• [Provided material]:
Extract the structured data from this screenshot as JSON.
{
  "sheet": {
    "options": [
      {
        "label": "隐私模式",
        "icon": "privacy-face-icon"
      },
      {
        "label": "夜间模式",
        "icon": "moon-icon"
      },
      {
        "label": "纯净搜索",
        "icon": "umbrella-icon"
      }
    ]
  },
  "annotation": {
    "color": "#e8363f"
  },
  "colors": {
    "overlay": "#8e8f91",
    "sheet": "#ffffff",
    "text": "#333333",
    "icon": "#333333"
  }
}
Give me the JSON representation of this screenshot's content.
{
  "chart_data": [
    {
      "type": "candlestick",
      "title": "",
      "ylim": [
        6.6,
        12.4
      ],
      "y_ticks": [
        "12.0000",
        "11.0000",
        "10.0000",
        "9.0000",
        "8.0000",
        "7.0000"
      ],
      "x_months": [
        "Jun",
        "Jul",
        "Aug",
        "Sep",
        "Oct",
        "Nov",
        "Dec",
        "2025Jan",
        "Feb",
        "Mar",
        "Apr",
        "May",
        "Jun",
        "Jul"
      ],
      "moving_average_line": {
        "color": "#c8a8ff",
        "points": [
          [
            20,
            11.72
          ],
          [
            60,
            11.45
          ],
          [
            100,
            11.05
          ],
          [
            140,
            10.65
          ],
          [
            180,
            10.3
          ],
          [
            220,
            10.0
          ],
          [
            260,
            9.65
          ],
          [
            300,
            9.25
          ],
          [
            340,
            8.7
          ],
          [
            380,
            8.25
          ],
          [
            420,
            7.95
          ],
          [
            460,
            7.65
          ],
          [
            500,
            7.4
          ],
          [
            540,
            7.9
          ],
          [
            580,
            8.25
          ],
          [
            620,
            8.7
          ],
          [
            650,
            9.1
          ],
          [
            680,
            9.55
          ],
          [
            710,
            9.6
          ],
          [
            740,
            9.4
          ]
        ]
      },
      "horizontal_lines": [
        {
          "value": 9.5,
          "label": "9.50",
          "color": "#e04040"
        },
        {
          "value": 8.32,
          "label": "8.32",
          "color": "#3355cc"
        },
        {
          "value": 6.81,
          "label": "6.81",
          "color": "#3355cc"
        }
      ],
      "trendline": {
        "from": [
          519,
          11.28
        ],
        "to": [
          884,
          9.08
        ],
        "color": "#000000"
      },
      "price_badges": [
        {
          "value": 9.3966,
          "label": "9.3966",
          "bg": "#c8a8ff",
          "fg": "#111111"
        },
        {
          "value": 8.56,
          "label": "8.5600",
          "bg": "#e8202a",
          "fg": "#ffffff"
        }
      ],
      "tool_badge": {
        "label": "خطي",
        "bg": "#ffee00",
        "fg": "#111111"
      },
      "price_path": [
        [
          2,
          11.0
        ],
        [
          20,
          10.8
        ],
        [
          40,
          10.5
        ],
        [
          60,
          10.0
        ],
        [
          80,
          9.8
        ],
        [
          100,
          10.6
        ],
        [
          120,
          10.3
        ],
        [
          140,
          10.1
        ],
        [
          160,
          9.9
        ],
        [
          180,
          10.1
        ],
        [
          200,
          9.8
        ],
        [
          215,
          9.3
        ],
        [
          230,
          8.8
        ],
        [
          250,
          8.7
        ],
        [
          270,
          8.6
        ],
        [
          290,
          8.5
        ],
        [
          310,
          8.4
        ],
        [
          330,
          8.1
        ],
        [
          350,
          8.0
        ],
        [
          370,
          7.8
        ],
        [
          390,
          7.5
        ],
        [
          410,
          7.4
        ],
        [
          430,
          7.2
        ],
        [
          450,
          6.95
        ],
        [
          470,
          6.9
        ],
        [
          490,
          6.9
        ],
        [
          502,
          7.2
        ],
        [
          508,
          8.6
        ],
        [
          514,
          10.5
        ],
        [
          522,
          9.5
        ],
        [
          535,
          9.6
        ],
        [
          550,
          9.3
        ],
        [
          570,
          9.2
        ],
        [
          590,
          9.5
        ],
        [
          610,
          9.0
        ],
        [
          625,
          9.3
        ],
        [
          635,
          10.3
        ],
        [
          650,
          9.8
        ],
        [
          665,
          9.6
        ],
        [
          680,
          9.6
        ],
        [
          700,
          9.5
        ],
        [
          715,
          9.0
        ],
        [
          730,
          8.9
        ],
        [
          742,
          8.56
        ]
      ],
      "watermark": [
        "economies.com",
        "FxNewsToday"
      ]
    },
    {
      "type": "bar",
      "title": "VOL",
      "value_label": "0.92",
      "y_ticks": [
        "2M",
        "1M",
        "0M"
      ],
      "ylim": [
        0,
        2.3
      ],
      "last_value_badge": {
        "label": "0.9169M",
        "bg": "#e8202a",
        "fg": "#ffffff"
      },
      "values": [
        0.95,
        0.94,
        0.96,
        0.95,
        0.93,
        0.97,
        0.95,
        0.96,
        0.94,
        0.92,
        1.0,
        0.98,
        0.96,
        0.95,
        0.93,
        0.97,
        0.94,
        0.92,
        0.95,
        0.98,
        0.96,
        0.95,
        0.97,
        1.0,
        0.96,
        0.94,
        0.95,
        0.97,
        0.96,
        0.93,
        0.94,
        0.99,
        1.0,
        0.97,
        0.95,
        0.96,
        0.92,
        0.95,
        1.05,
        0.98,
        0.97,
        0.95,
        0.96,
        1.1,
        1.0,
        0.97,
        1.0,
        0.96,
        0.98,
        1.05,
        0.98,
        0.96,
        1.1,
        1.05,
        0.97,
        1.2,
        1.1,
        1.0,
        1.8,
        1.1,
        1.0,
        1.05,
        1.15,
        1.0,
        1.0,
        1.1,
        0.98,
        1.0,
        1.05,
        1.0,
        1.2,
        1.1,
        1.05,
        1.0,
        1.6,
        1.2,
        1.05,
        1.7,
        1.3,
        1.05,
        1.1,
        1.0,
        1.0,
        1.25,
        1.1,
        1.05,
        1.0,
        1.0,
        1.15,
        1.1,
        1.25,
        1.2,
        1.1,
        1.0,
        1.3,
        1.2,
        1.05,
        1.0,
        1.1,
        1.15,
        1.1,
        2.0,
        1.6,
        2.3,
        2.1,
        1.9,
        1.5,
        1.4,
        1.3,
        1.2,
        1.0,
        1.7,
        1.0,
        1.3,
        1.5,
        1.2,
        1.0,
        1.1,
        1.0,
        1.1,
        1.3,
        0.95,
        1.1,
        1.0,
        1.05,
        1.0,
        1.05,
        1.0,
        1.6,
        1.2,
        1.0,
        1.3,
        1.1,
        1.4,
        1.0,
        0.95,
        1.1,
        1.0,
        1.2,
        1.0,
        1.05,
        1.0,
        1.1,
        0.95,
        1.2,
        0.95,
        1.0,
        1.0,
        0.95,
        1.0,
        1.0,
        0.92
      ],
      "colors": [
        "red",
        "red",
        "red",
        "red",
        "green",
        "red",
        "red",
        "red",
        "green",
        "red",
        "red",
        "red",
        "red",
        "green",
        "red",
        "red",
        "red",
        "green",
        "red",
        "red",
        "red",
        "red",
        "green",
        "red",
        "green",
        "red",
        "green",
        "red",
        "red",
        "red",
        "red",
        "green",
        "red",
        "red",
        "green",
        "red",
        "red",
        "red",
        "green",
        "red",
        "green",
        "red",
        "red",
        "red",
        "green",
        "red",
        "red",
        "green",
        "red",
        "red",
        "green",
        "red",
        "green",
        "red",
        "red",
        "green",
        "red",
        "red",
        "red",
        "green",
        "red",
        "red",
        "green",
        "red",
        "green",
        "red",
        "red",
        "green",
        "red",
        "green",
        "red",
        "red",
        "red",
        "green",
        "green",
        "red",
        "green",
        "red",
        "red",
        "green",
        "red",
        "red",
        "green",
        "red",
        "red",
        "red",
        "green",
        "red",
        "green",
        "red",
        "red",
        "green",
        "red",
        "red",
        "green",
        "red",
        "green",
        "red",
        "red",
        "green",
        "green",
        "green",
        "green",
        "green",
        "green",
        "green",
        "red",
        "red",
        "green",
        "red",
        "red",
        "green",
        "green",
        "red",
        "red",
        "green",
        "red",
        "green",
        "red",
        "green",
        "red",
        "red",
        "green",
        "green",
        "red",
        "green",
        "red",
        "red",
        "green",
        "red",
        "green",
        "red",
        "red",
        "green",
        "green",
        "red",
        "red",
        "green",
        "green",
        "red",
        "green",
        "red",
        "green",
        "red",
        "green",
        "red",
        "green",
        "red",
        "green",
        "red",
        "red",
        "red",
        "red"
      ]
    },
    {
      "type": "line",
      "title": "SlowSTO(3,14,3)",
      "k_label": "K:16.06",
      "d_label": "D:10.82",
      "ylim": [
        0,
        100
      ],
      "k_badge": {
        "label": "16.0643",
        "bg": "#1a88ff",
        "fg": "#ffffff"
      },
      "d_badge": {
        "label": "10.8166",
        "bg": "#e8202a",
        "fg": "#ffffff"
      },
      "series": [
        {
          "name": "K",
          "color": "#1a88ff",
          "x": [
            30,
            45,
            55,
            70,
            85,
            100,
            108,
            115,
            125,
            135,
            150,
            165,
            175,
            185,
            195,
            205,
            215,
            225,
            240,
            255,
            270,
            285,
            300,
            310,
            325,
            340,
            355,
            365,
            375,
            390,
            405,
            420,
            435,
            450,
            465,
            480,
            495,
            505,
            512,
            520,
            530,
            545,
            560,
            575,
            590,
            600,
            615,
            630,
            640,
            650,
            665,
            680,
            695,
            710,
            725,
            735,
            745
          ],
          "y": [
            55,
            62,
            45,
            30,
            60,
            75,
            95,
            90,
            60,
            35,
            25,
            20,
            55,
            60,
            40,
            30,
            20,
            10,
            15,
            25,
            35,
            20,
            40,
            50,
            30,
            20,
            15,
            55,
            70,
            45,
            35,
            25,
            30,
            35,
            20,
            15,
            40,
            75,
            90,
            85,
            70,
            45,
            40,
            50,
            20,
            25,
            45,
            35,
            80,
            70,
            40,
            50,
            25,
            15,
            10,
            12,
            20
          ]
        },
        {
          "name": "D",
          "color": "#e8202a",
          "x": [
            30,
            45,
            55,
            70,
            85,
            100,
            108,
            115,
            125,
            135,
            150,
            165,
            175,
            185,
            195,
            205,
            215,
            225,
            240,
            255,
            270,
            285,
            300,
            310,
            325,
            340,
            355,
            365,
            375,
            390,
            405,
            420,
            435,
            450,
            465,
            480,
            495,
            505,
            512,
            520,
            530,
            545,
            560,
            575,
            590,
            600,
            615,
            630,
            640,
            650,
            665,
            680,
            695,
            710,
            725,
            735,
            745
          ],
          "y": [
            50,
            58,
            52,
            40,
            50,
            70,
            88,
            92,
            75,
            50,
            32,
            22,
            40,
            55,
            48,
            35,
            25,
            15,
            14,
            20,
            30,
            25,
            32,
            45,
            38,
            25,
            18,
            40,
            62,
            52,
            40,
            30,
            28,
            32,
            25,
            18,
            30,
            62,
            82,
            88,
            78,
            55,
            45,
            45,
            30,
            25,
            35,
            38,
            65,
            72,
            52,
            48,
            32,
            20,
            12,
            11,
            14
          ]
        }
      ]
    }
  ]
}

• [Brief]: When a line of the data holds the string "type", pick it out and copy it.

• [Exercise output]:
      "type": "candlestick",
      "type": "bar",
      "type": "line",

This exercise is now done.